§ **Exercise**:
In your copy, reproduce each entry exactly and include no picture.
★ ★ ★ ★
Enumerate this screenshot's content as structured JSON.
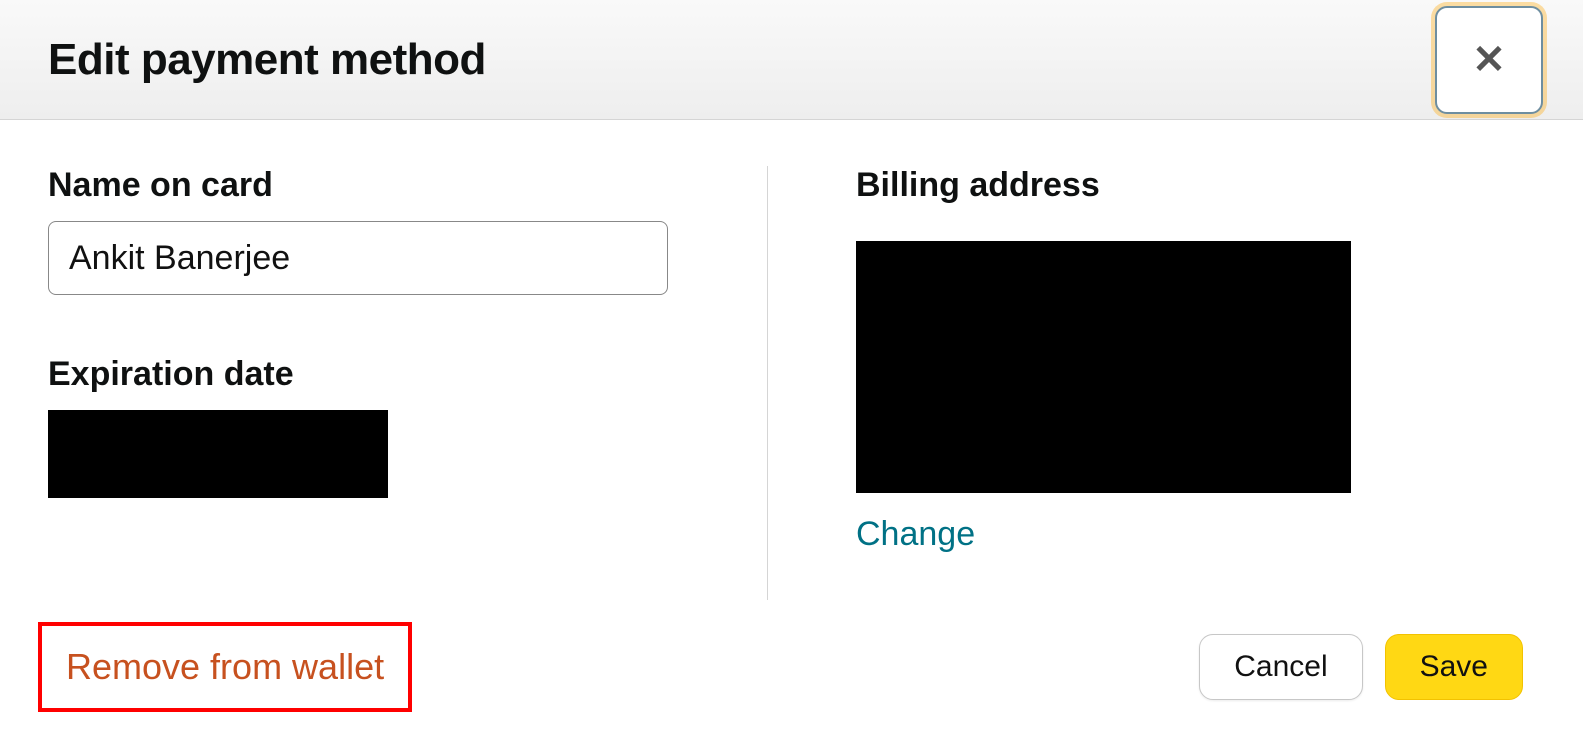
{
  "header": {
    "title": "Edit payment method",
    "close_glyph": "✕"
  },
  "left": {
    "name_label": "Name on card",
    "name_value": "Ankit Banerjee",
    "exp_label": "Expiration date"
  },
  "right": {
    "address_label": "Billing address",
    "change_label": "Change"
  },
  "footer": {
    "remove_label": "Remove from wallet",
    "cancel_label": "Cancel",
    "save_label": "Save"
  }
}
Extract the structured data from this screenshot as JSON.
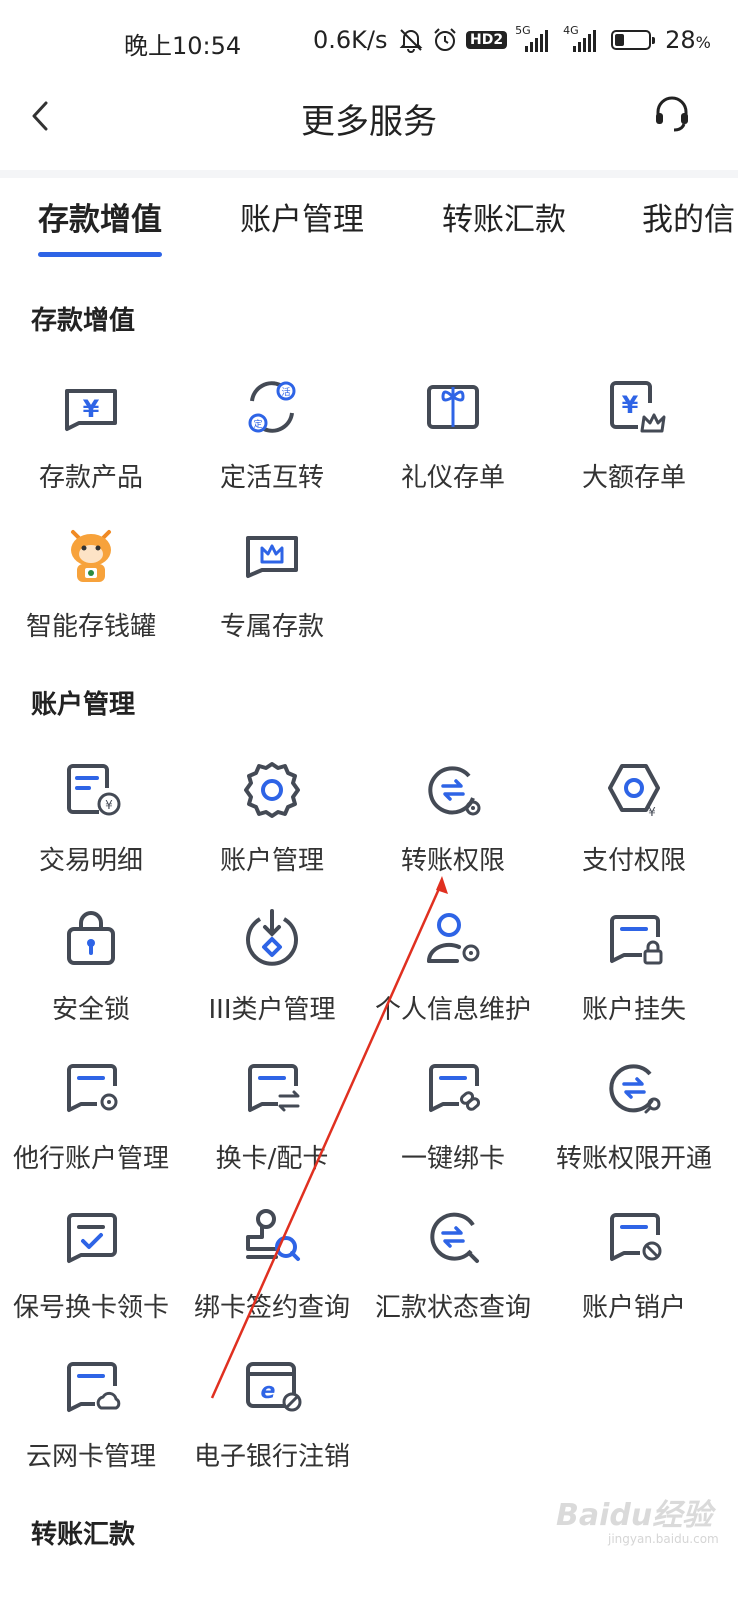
{
  "status": {
    "time": "晚上10:54",
    "speed": "0.6K/s",
    "hd": "HD2",
    "net1": "5G",
    "net2": "4G",
    "battery": "28",
    "battery_unit": "%",
    "battery_level": 0.28
  },
  "nav": {
    "title": "更多服务"
  },
  "tabs": [
    "存款增值",
    "账户管理",
    "转账汇款",
    "我的信"
  ],
  "colors": {
    "accent": "#2e64e6",
    "icon_dark": "#444a55",
    "annotation": "#e03020"
  },
  "sections": {
    "deposit": {
      "title": "存款增值",
      "items": [
        {
          "label": "存款产品",
          "icon": "yuan-card-icon"
        },
        {
          "label": "定活互转",
          "icon": "exchange-fixed-current-icon"
        },
        {
          "label": "礼仪存单",
          "icon": "gift-certificate-icon"
        },
        {
          "label": "大额存单",
          "icon": "large-deposit-icon"
        },
        {
          "label": "智能存钱罐",
          "icon": "piggy-bank-mascot-icon"
        },
        {
          "label": "专属存款",
          "icon": "crown-card-icon"
        }
      ]
    },
    "account": {
      "title": "账户管理",
      "items": [
        {
          "label": "交易明细",
          "icon": "transaction-detail-icon"
        },
        {
          "label": "账户管理",
          "icon": "gear-icon"
        },
        {
          "label": "转账权限",
          "icon": "transfer-permission-icon"
        },
        {
          "label": "支付权限",
          "icon": "payment-permission-icon"
        },
        {
          "label": "安全锁",
          "icon": "security-lock-icon"
        },
        {
          "label": "III类户管理",
          "icon": "class3-account-icon"
        },
        {
          "label": "个人信息维护",
          "icon": "user-settings-icon"
        },
        {
          "label": "账户挂失",
          "icon": "card-lock-icon"
        },
        {
          "label": "他行账户管理",
          "icon": "card-gear-icon"
        },
        {
          "label": "换卡/配卡",
          "icon": "card-swap-icon"
        },
        {
          "label": "一键绑卡",
          "icon": "card-link-icon"
        },
        {
          "label": "转账权限开通",
          "icon": "transfer-search-icon"
        },
        {
          "label": "保号换卡领卡",
          "icon": "card-check-icon"
        },
        {
          "label": "绑卡签约查询",
          "icon": "stamp-search-icon"
        },
        {
          "label": "汇款状态查询",
          "icon": "remittance-status-icon"
        },
        {
          "label": "账户销户",
          "icon": "card-cancel-icon"
        },
        {
          "label": "云网卡管理",
          "icon": "cloud-card-icon"
        },
        {
          "label": "电子银行注销",
          "icon": "ebank-cancel-icon"
        }
      ]
    },
    "transfer": {
      "title": "转账汇款"
    }
  },
  "watermark": {
    "main": "Baidu经验",
    "sub": "jingyan.baidu.com"
  }
}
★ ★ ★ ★
§ **Answer to the exercise**:
Enumerate this screenshot's content as structured JSON.
{
  "header": {
    "title": "Edit payment method",
    "close_glyph": "✕"
  },
  "left": {
    "name_label": "Name on card",
    "name_value": "Ankit Banerjee",
    "exp_label": "Expiration date"
  },
  "right": {
    "address_label": "Billing address",
    "change_label": "Change"
  },
  "footer": {
    "remove_label": "Remove from wallet",
    "cancel_label": "Cancel",
    "save_label": "Save"
  }
}
Extract the structured data from this screenshot as JSON.
{
  "status": {
    "time": "晚上10:54",
    "speed": "0.6K/s",
    "hd": "HD2",
    "net1": "5G",
    "net2": "4G",
    "battery": "28",
    "battery_unit": "%",
    "battery_level": 0.28
  },
  "nav": {
    "title": "更多服务"
  },
  "tabs": [
    "存款增值",
    "账户管理",
    "转账汇款",
    "我的信"
  ],
  "colors": {
    "accent": "#2e64e6",
    "icon_dark": "#444a55",
    "annotation": "#e03020"
  },
  "sections": {
    "deposit": {
      "title": "存款增值",
      "items": [
        {
          "label": "存款产品",
          "icon": "yuan-card-icon"
        },
        {
          "label": "定活互转",
          "icon": "exchange-fixed-current-icon"
        },
        {
          "label": "礼仪存单",
          "icon": "gift-certificate-icon"
        },
        {
          "label": "大额存单",
          "icon": "large-deposit-icon"
        },
        {
          "label": "智能存钱罐",
          "icon": "piggy-bank-mascot-icon"
        },
        {
          "label": "专属存款",
          "icon": "crown-card-icon"
        }
      ]
    },
    "account": {
      "title": "账户管理",
      "items": [
        {
          "label": "交易明细",
          "icon": "transaction-detail-icon"
        },
        {
          "label": "账户管理",
          "icon": "gear-icon"
        },
        {
          "label": "转账权限",
          "icon": "transfer-permission-icon"
        },
        {
          "label": "支付权限",
          "icon": "payment-permission-icon"
        },
        {
          "label": "安全锁",
          "icon": "security-lock-icon"
        },
        {
          "label": "III类户管理",
          "icon": "class3-account-icon"
        },
        {
          "label": "个人信息维护",
          "icon": "user-settings-icon"
        },
        {
          "label": "账户挂失",
          "icon": "card-lock-icon"
        },
        {
          "label": "他行账户管理",
          "icon": "card-gear-icon"
        },
        {
          "label": "换卡/配卡",
          "icon": "card-swap-icon"
        },
        {
          "label": "一键绑卡",
          "icon": "card-link-icon"
        },
        {
          "label": "转账权限开通",
          "icon": "transfer-search-icon"
        },
        {
          "label": "保号换卡领卡",
          "icon": "card-check-icon"
        },
        {
          "label": "绑卡签约查询",
          "icon": "stamp-search-icon"
        },
        {
          "label": "汇款状态查询",
          "icon": "remittance-status-icon"
        },
        {
          "label": "账户销户",
          "icon": "card-cancel-icon"
        },
        {
          "label": "云网卡管理",
          "icon": "cloud-card-icon"
        },
        {
          "label": "电子银行注销",
          "icon": "ebank-cancel-icon"
        }
      ]
    },
    "transfer": {
      "title": "转账汇款"
    }
  },
  "watermark": {
    "main": "Baidu经验",
    "sub": "jingyan.baidu.com"
  }
}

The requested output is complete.